    My mother receives multiple calls from her friends and family. I speak with her every day, sometimes more than once – sometimes she calls me (most often) and sometimes I call her. Sometimes, when I am speaking with her, she gets another call, and then tells me that it’s so-and-so and she will call me back. I don’t mind if we’ve been on the phone for a while, or if the other caller is calling from a cell phone on the go. But today, for example, a few minutes after I called my mother, she got another call, from her brother. And she said to me: Pat, it’s so and so. I’ll call you back. I felt angry. We hadn’t spoken for more than three minutes. Her brother is calling from another state, but so am I. Please let me know what the correct phone etiquette is for her situation. By the way, my mother’s brother is retired, can talk on the phone at any time, and he speaks with my mother fairly frequently (it’s not like she never hears from him). Thank you.

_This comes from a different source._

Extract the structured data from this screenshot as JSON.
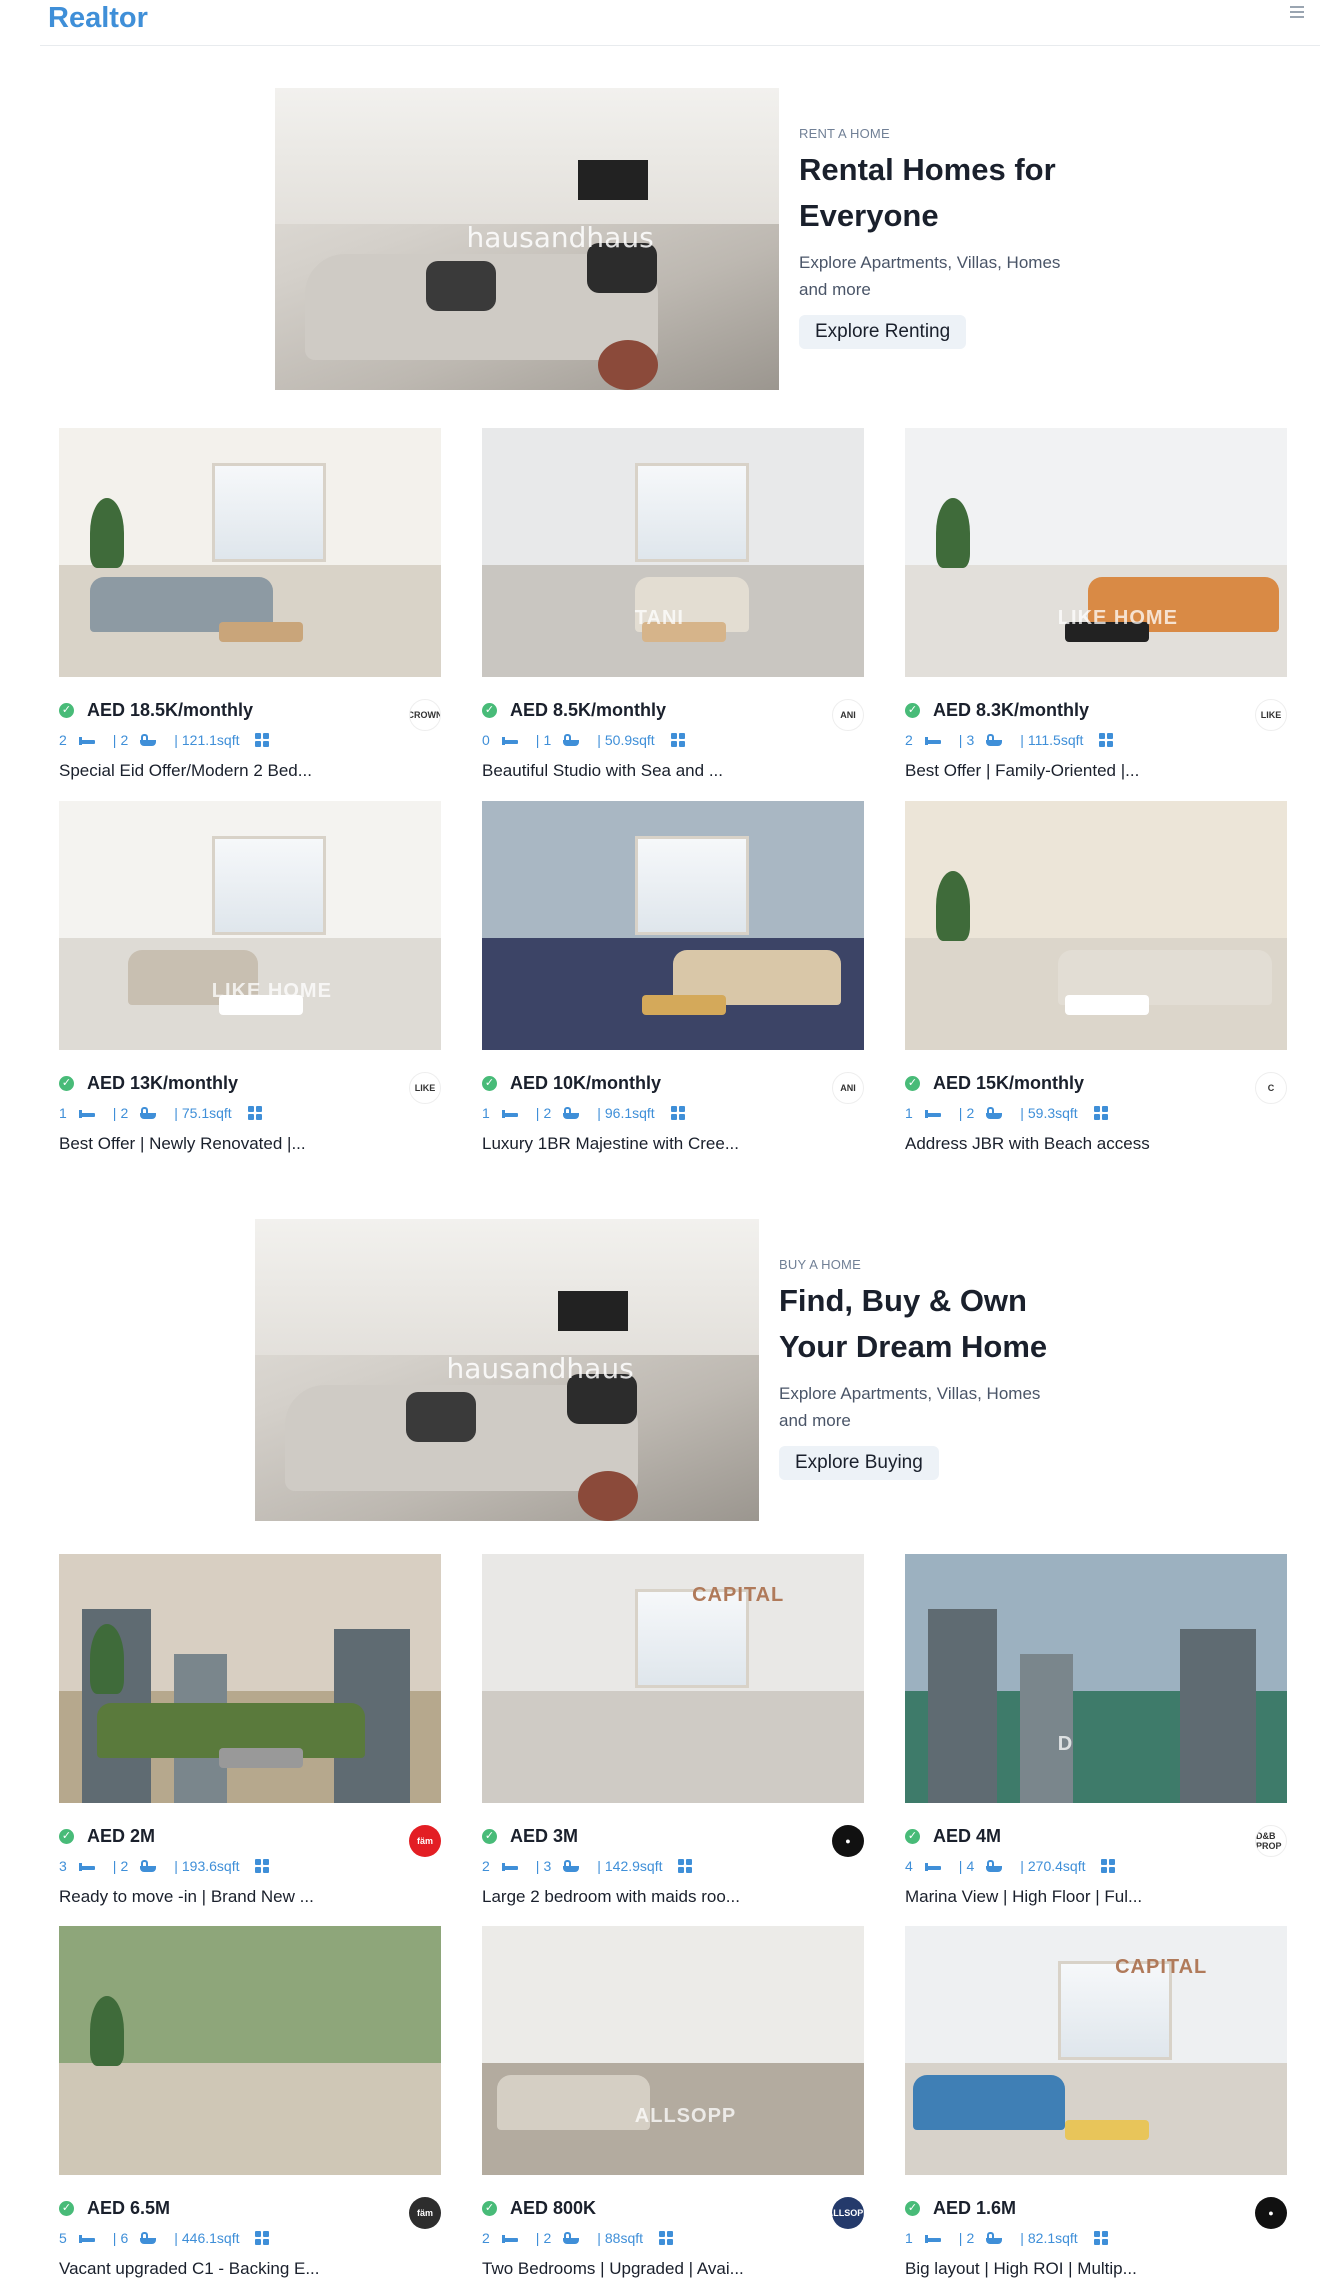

  28. Syndi Seid says:

    Dear Pat: Thank you for the inquiry. After reading your submission a couple of times, my best response is: A) You are blessed to be able to speak with your Mom on a daily basis and sometimes several times in a day, even when she has to call you back. B) Reality is your Mom has full choice to speak with whomever she wants, when she wants, and it has no reflection on her not caring about you in any way. C) Regardless of being retired a person can be most busy in their life. As I see this, for whatever reason, that day your Mom did choose to speak with her brother first, in lieu of having to call him back instead of you. If you are still upset over this matter, you should “nicely” ask your Mom why she took his call first instead of calling him back, over you. This should not be an issue that continues to fester. However, whatever her response, you should accept it and let this matter go. There may be reasons or situations with which you are unaware that caused her to take his call first… or maybe nothing… beyond a spare-of-the-moment choice with no reason. In the greater scheme of things, what’s important is not to let this be something that harms your good relationship with your Mom. Good luck!

Leave a Reply